Modřanský Háj typifies faith in high-end residential

With a building completed, including a show apartment, and financing in place for 220 units, Avestus bets on high-end residential potential

Michael Stein 27.12.2010

Modřanský Háj foto: Česká pozice

Modřanský Háj

In the wake of the economic downturn, a segment of residential developers in the Czech Republic are pursuing projects with a much narrower focus than was common during the boom years. Aiming for higher-quality and higher-priced developments that target a smaller yet more discerning group of prospective buyers, they are counting on this approach paying dividends as the market picks up.

Avestus Real Estate’s project Modřanský Háj in Prague 4 is an ongoing development that exemplifies this strategy. The three-phase project is located on 11 hectares and will comprise a total of 600 units. The first phase has been underway since 2009, and one building has been completed.

Avestus Real Estate country manager Stephen Haigh says the higher end of the Czech market is still moving slowly. “There is a lot of action at the bottom of the market with cheap product — where there is not a lot of attention to design aspects, and the real feel of how to live in an apartment is not being thought through properly,” Haigh said in an interview. “These are still selling.

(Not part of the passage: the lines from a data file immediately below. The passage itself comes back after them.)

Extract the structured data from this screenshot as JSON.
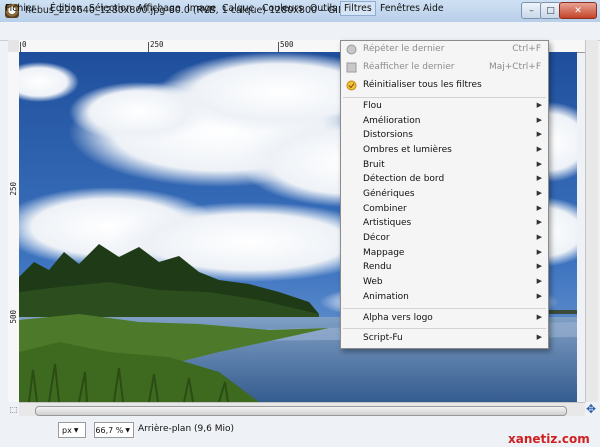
{
  "window": {
    "title": "hebus_221640_1280x800.jpg-60.0 (RVB, 1 calque) 1280x800 – GIMP",
    "controls": [
      "–",
      "□",
      "✕"
    ]
  },
  "menubar": [
    {
      "label": "Fichier"
    },
    {
      "label": "Édition"
    },
    {
      "label": "Sélection"
    },
    {
      "label": "Affichage"
    },
    {
      "label": "Image"
    },
    {
      "label": "Calque"
    },
    {
      "label": "Couleurs"
    },
    {
      "label": "Outils"
    },
    {
      "label": "Filtres",
      "active": true
    },
    {
      "label": "Fenêtres"
    },
    {
      "label": "Aide"
    }
  ],
  "rulers": {
    "top_labels": [
      "0",
      "250",
      "500"
    ],
    "left_labels": [
      "250",
      "500"
    ]
  },
  "filters_menu": {
    "top_items": [
      {
        "label": "Répéter le dernier",
        "shortcut": "Ctrl+F",
        "disabled": true,
        "icon": "repeat-icon"
      },
      {
        "label": "Réafficher le dernier",
        "shortcut": "Maj+Ctrl+F",
        "disabled": true,
        "icon": "reshow-icon"
      },
      {
        "label": "Réinitialiser tous les filtres",
        "shortcut": "",
        "disabled": false,
        "icon": "reset-icon"
      }
    ],
    "submenus": [
      "Flou",
      "Amélioration",
      "Distorsions",
      "Ombres et lumières",
      "Bruit",
      "Détection de bord",
      "Génériques",
      "Combiner",
      "Artistiques",
      "Décor",
      "Mappage",
      "Rendu",
      "Web",
      "Animation"
    ],
    "bottom_items": [
      "Alpha vers logo",
      "Script-Fu"
    ]
  },
  "statusbar": {
    "unit": "px",
    "zoom": "66,7 %",
    "layer_info": "Arrière-plan (9,6 Mio)"
  },
  "watermark": "xanetiz.com",
  "colors": {
    "sky": "#2a5ea8",
    "menu_highlight": "#d6e5f5",
    "watermark": "#d02020"
  }
}
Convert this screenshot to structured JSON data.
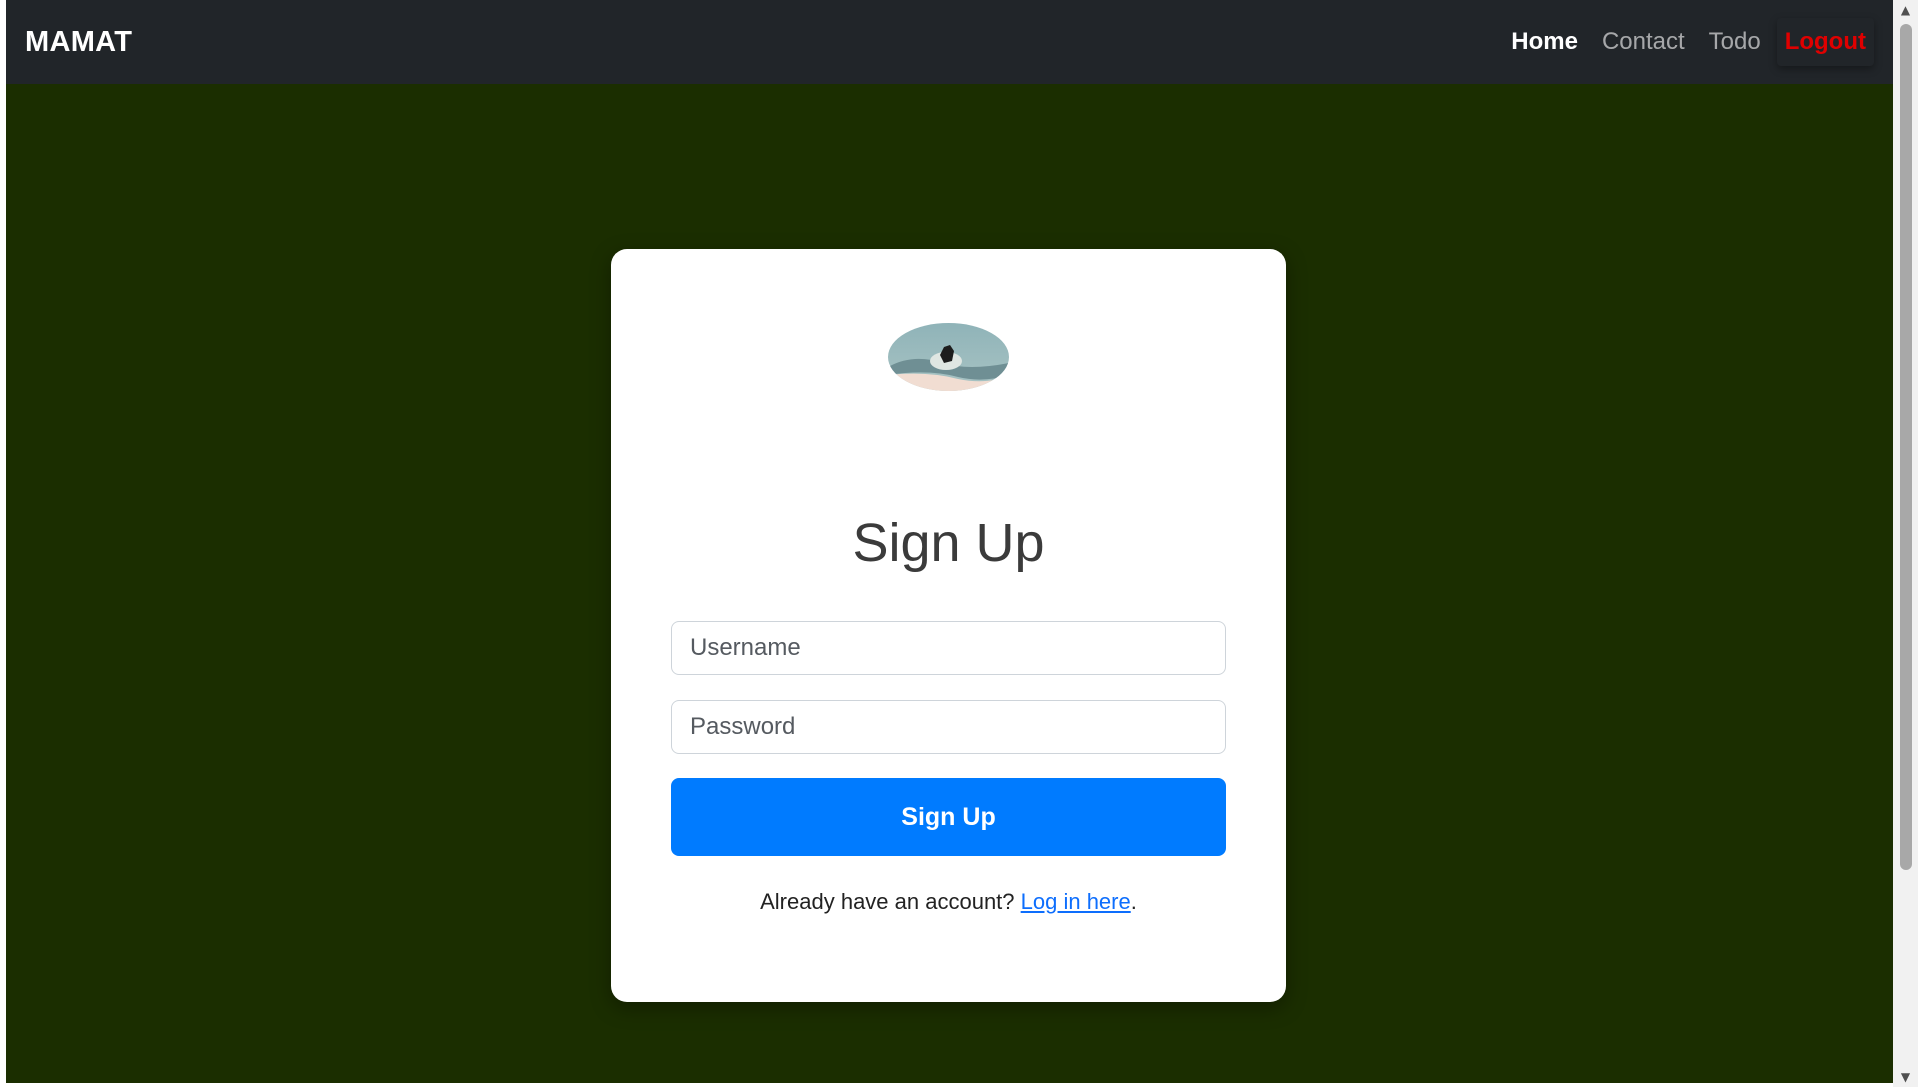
{
  "navbar": {
    "brand": "MAMAT",
    "links": [
      {
        "label": "Home"
      },
      {
        "label": "Contact"
      },
      {
        "label": "Todo"
      },
      {
        "label": "Logout"
      }
    ]
  },
  "signup": {
    "title": "Sign Up",
    "username_placeholder": "Username",
    "username_value": "",
    "password_placeholder": "Password",
    "password_value": "",
    "submit_label": "Sign Up",
    "footer_prefix": "Already have an account? ",
    "login_link": "Log in here",
    "footer_suffix": "."
  },
  "colors": {
    "navbar_bg": "#212529",
    "page_bg": "#1b2e00",
    "primary": "#007bff",
    "logout": "#e00000"
  }
}
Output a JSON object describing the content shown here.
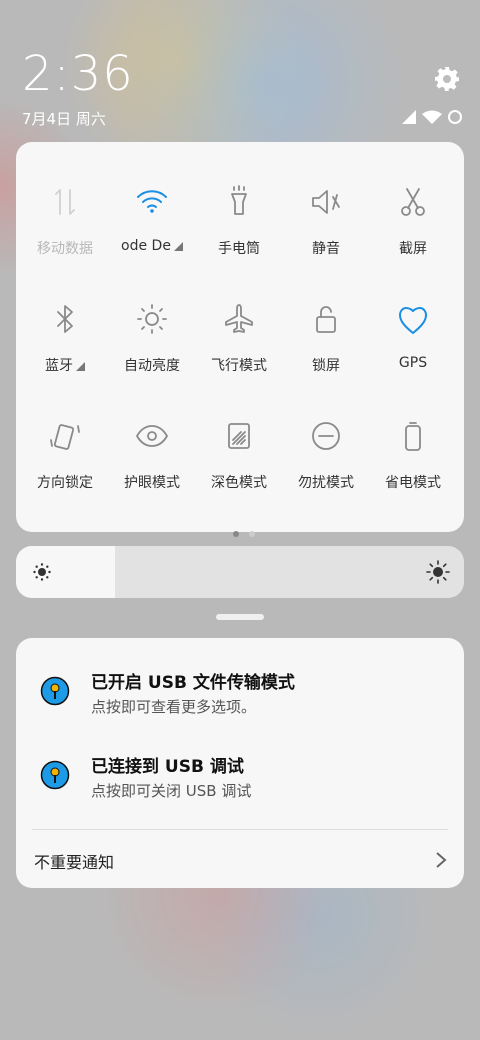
{
  "status": {
    "time": "2:36",
    "date": "7月4日 周六"
  },
  "tiles": [
    {
      "label": "移动数据",
      "icon": "mobile-data-icon",
      "dim": true
    },
    {
      "label": "ode   De",
      "icon": "wifi-icon",
      "caret": true
    },
    {
      "label": "手电筒",
      "icon": "flashlight-icon"
    },
    {
      "label": "静音",
      "icon": "mute-icon"
    },
    {
      "label": "截屏",
      "icon": "scissors-icon"
    },
    {
      "label": "蓝牙",
      "icon": "bluetooth-icon",
      "caret": true
    },
    {
      "label": "自动亮度",
      "icon": "auto-brightness-icon"
    },
    {
      "label": "飞行模式",
      "icon": "airplane-icon"
    },
    {
      "label": "锁屏",
      "icon": "lock-icon"
    },
    {
      "label": "GPS",
      "icon": "gps-icon"
    },
    {
      "label": "方向锁定",
      "icon": "rotation-lock-icon"
    },
    {
      "label": "护眼模式",
      "icon": "eye-icon"
    },
    {
      "label": "深色模式",
      "icon": "dark-mode-icon"
    },
    {
      "label": "勿扰模式",
      "icon": "dnd-icon"
    },
    {
      "label": "省电模式",
      "icon": "battery-saver-icon"
    }
  ],
  "pager": {
    "pages": 2,
    "current": 1
  },
  "brightness": {
    "level": 0.22
  },
  "notifications": [
    {
      "title": "已开启 USB 文件传输模式",
      "subtitle": "点按即可查看更多选项。",
      "icon": "usb-notification-icon"
    },
    {
      "title": "已连接到 USB 调试",
      "subtitle": "点按即可关闭 USB 调试",
      "icon": "usb-notification-icon"
    }
  ],
  "unimportant": {
    "label": "不重要通知"
  },
  "colors": {
    "accent": "#1a8fe3",
    "usb_icon_fill": "#1e9be6",
    "usb_icon_mark": "#f2b400"
  }
}
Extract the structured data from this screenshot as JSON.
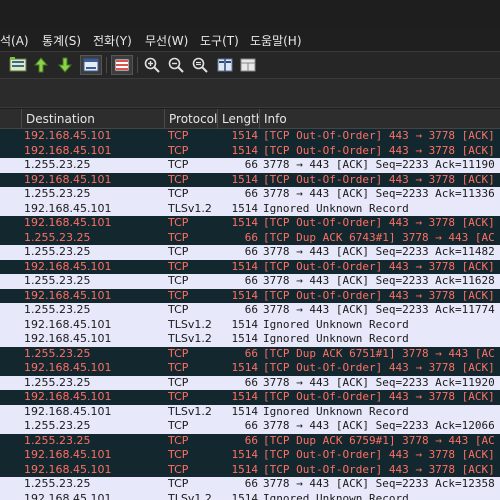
{
  "menu": {
    "items": [
      "석(A)",
      "통계(S)",
      "전화(Y)",
      "무선(W)",
      "도구(T)",
      "도움말(H)"
    ]
  },
  "toolbar": {
    "buttons": [
      "packet-list-icon",
      "go-up-icon",
      "go-down-icon",
      "autoscroll-icon",
      "colorize-icon",
      "zoom-in-icon",
      "zoom-out-icon",
      "zoom-reset-icon",
      "resize-columns-icon",
      "layout-icon"
    ]
  },
  "columns": {
    "destination": "Destination",
    "protocol": "Protocol",
    "length": "Length",
    "info": "Info"
  },
  "colors": {
    "error_row_bg": "#12272e",
    "error_row_fg": "#ff6f63",
    "normal_row_bg": "#e8e8fb"
  },
  "packets": [
    {
      "dst": "192.168.45.101",
      "proto": "TCP",
      "len": "1514",
      "info": "[TCP Out-Of-Order] 443 → 3778 [ACK]",
      "type": "oo"
    },
    {
      "dst": "192.168.45.101",
      "proto": "TCP",
      "len": "1514",
      "info": "[TCP Out-Of-Order] 443 → 3778 [ACK]",
      "type": "oo"
    },
    {
      "dst": "1.255.23.25",
      "proto": "TCP",
      "len": "66",
      "info": "3778 → 443 [ACK] Seq=2233 Ack=11190",
      "type": "ok"
    },
    {
      "dst": "192.168.45.101",
      "proto": "TCP",
      "len": "1514",
      "info": "[TCP Out-Of-Order] 443 → 3778 [ACK]",
      "type": "oo"
    },
    {
      "dst": "1.255.23.25",
      "proto": "TCP",
      "len": "66",
      "info": "3778 → 443 [ACK] Seq=2233 Ack=11336",
      "type": "ok"
    },
    {
      "dst": "192.168.45.101",
      "proto": "TLSv1.2",
      "len": "1514",
      "info": "Ignored Unknown Record",
      "type": "ok"
    },
    {
      "dst": "192.168.45.101",
      "proto": "TCP",
      "len": "1514",
      "info": "[TCP Out-Of-Order] 443 → 3778 [ACK]",
      "type": "oo"
    },
    {
      "dst": "1.255.23.25",
      "proto": "TCP",
      "len": "66",
      "info": "[TCP Dup ACK 6743#1] 3778 → 443 [AC",
      "type": "oo"
    },
    {
      "dst": "1.255.23.25",
      "proto": "TCP",
      "len": "66",
      "info": "3778 → 443 [ACK] Seq=2233 Ack=11482",
      "type": "ok"
    },
    {
      "dst": "192.168.45.101",
      "proto": "TCP",
      "len": "1514",
      "info": "[TCP Out-Of-Order] 443 → 3778 [ACK]",
      "type": "oo"
    },
    {
      "dst": "1.255.23.25",
      "proto": "TCP",
      "len": "66",
      "info": "3778 → 443 [ACK] Seq=2233 Ack=11628",
      "type": "ok"
    },
    {
      "dst": "192.168.45.101",
      "proto": "TCP",
      "len": "1514",
      "info": "[TCP Out-Of-Order] 443 → 3778 [ACK]",
      "type": "oo"
    },
    {
      "dst": "1.255.23.25",
      "proto": "TCP",
      "len": "66",
      "info": "3778 → 443 [ACK] Seq=2233 Ack=11774",
      "type": "ok"
    },
    {
      "dst": "192.168.45.101",
      "proto": "TLSv1.2",
      "len": "1514",
      "info": "Ignored Unknown Record",
      "type": "ok"
    },
    {
      "dst": "192.168.45.101",
      "proto": "TLSv1.2",
      "len": "1514",
      "info": "Ignored Unknown Record",
      "type": "ok"
    },
    {
      "dst": "1.255.23.25",
      "proto": "TCP",
      "len": "66",
      "info": "[TCP Dup ACK 6751#1] 3778 → 443 [AC",
      "type": "oo"
    },
    {
      "dst": "192.168.45.101",
      "proto": "TCP",
      "len": "1514",
      "info": "[TCP Out-Of-Order] 443 → 3778 [ACK]",
      "type": "oo"
    },
    {
      "dst": "1.255.23.25",
      "proto": "TCP",
      "len": "66",
      "info": "3778 → 443 [ACK] Seq=2233 Ack=11920",
      "type": "ok"
    },
    {
      "dst": "192.168.45.101",
      "proto": "TCP",
      "len": "1514",
      "info": "[TCP Out-Of-Order] 443 → 3778 [ACK]",
      "type": "oo"
    },
    {
      "dst": "192.168.45.101",
      "proto": "TLSv1.2",
      "len": "1514",
      "info": "Ignored Unknown Record",
      "type": "ok"
    },
    {
      "dst": "1.255.23.25",
      "proto": "TCP",
      "len": "66",
      "info": "3778 → 443 [ACK] Seq=2233 Ack=12066",
      "type": "ok"
    },
    {
      "dst": "1.255.23.25",
      "proto": "TCP",
      "len": "66",
      "info": "[TCP Dup ACK 6759#1] 3778 → 443 [AC",
      "type": "oo"
    },
    {
      "dst": "192.168.45.101",
      "proto": "TCP",
      "len": "1514",
      "info": "[TCP Out-Of-Order] 443 → 3778 [ACK]",
      "type": "oo"
    },
    {
      "dst": "192.168.45.101",
      "proto": "TCP",
      "len": "1514",
      "info": "[TCP Out-Of-Order] 443 → 3778 [ACK]",
      "type": "oo"
    },
    {
      "dst": "1.255.23.25",
      "proto": "TCP",
      "len": "66",
      "info": "3778 → 443 [ACK] Seq=2233 Ack=12358",
      "type": "ok"
    },
    {
      "dst": "192.168.45.101",
      "proto": "TLSv1.2",
      "len": "1514",
      "info": "Ignored Unknown Record",
      "type": "ok"
    }
  ]
}
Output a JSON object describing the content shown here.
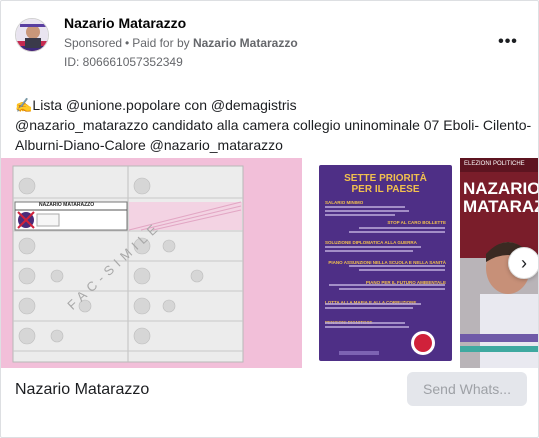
{
  "advertiser": {
    "name": "Nazario Matarazzo",
    "sponsored_label": "Sponsored",
    "paid_for_prefix": "Paid for by",
    "paid_for_name": "Nazario Matarazzo",
    "ad_id_text": "ID: 806661057352349"
  },
  "menu": {
    "more_glyph": "•••"
  },
  "body": {
    "line1": "✍️Lista @unione.popolare con @demagistris",
    "line2": "@nazario_matarazzo candidato alla camera collegio uninominale 07 Eboli- Cilento-",
    "line3": "Alburni-Diano-Calore @nazario_matarazzo"
  },
  "carousel": {
    "slide1": {
      "watermark": "FAC-SIMILE",
      "name_label": "NAZARIO MATARAZZO"
    },
    "slide2": {
      "heading1": "SETTE PRIORITÀ",
      "heading2": "PER IL PAESE",
      "items": [
        "SALARIO MINIMO",
        "STOP AL CARO BOLLETTE",
        "SOLUZIONE DIPLOMATICA ALLA GUERRA",
        "PIANO ASSUNZIONI NELLA SCUOLA E NELLA SANITÀ",
        "PIANO PER IL FUTURO AMBIENTALE",
        "LOTTA ALLA MAFIA E ALLA CORRUZIONE",
        "PENSIONI DIGNITOSE"
      ]
    },
    "slide3": {
      "top_label": "ELEZIONI POLITICHE",
      "name": "NAZARIO MATARAZZO"
    },
    "next_glyph": "›"
  },
  "footer": {
    "title": "Nazario Matarazzo",
    "cta_label": "Send Whats..."
  },
  "colors": {
    "pink_slide": "#f2bfd9",
    "purple_slide": "#4e2f86",
    "priority_yellow": "#f2c14e",
    "red_slide": "#7a1d2a"
  }
}
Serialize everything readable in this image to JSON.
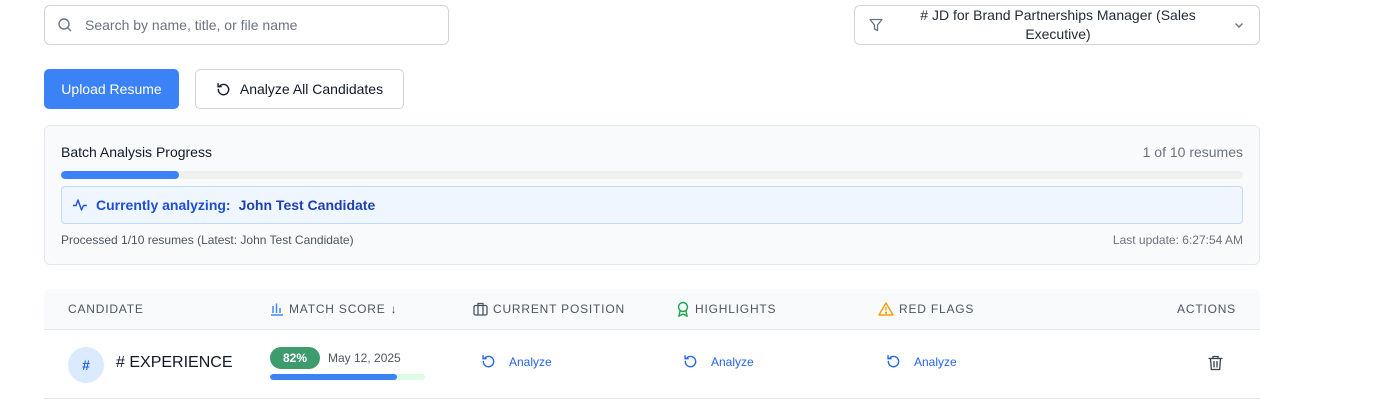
{
  "search": {
    "placeholder": "Search by name, title, or file name"
  },
  "filter": {
    "selected": "# JD for Brand Partnerships Manager (Sales Executive)"
  },
  "actions": {
    "upload_label": "Upload Resume",
    "analyze_all_label": "Analyze All Candidates"
  },
  "batch": {
    "title": "Batch Analysis Progress",
    "count_text": "1 of 10 resumes",
    "progress_fraction": 0.1,
    "current_prefix": "Currently analyzing:",
    "current_name": "John Test Candidate",
    "processed_text": "Processed 1/10 resumes (Latest: John Test Candidate)",
    "last_update": "Last update: 6:27:54 AM"
  },
  "table": {
    "headers": {
      "candidate": "CANDIDATE",
      "match_score": "MATCH SCORE",
      "sort_arrow": "↓",
      "current_position": "CURRENT POSITION",
      "highlights": "HIGHLIGHTS",
      "red_flags": "RED FLAGS",
      "actions": "ACTIONS"
    },
    "rows": [
      {
        "avatar": "#",
        "name": "# EXPERIENCE",
        "score": "82%",
        "score_fraction": 0.82,
        "date": "May 12, 2025",
        "position_action": "Analyze",
        "highlights_action": "Analyze",
        "red_flags_action": "Analyze"
      }
    ]
  },
  "colors": {
    "primary": "#3b82f6",
    "success": "#3d9b6d",
    "warning": "#f59e0b",
    "highlight_icon": "#16a34a"
  },
  "icons": [
    "search-icon",
    "filter-icon",
    "chevron-down-icon",
    "refresh-icon",
    "activity-icon",
    "bar-chart-icon",
    "briefcase-icon",
    "award-icon",
    "alert-triangle-icon",
    "trash-icon"
  ]
}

They’re selling on price, so if you look at product selling between Kč 40,000 per sqm up to Kč 52,000 per sqm, people are still buying.”

‘Before the crisis we could convert a sale in 2–3 weeks, now its 6–8 weeks before they’ll actually commit to anything.’

For Haigh, there is no question of competition with this end of the market as the buyers are totally different — and with more discerning buyers, developers are also required to do a lot more.

“The customer is in the driving seat now. Now, they’re taking the time to do a thorough due diligence,” he said. “Before the crisis we could convert a sale in two to three weeks, now its six to eight weeks before they’ll actually commit to anything.”

Customer service is another important factor in reaching and convincing today’s higher-end purchasers, for which Avestus has opened a city center office to provide customers with an assortment of information on interior fittings and other apartment features. Online information, such as updated completion dates, is crucial as well, and Haigh indicates that there has been a doubling of web traffic to the site since the end of the summer.

This market-wide emphasis on customer service has forced a change, Haigh says, in particular among domestic developers. “My Czech competitors, when I first arrived here, had no customer service to speak of. It has improved over the last couple years, but it’s still not up to standard and needs to get better,” he said.

Based on his experience in the UK, Haigh considers it essential that potential buyers can see what they’re getting, which is why there was a priority on having a show apartment ready on site as soon as possible. This holds true for the company’s other future residential projects, the first of which should start in 2011, depending on the market situation.

Located on a site 18 kilometers to the east from the center of Prague, Avestus hopes to have the planning permit before January 2011 and the building permit a few months later, so that construction can start in the spring.

The necessity to start building and have a visible product has created a financial dilemma for some developers “You can’t build to show something because you can’t get the pre-sales; you can’t get the financing, therefore, buyers won’t buy it.” In Avestus’ case, a good working relationship with its bank has allowed for the negotiation of preferable terms for the project’s first phases.

“Because, obviously, for the first phases it’s necessary to show the customer what they’re getting, and create a presence to show them how the product is going to look. The bank realizes this. They realize they need to be a little more flexible and allow you to get going before the more stringent conditions come in a little later. We’ve got a loan signed for about 220 units of the overall project,” Haigh said.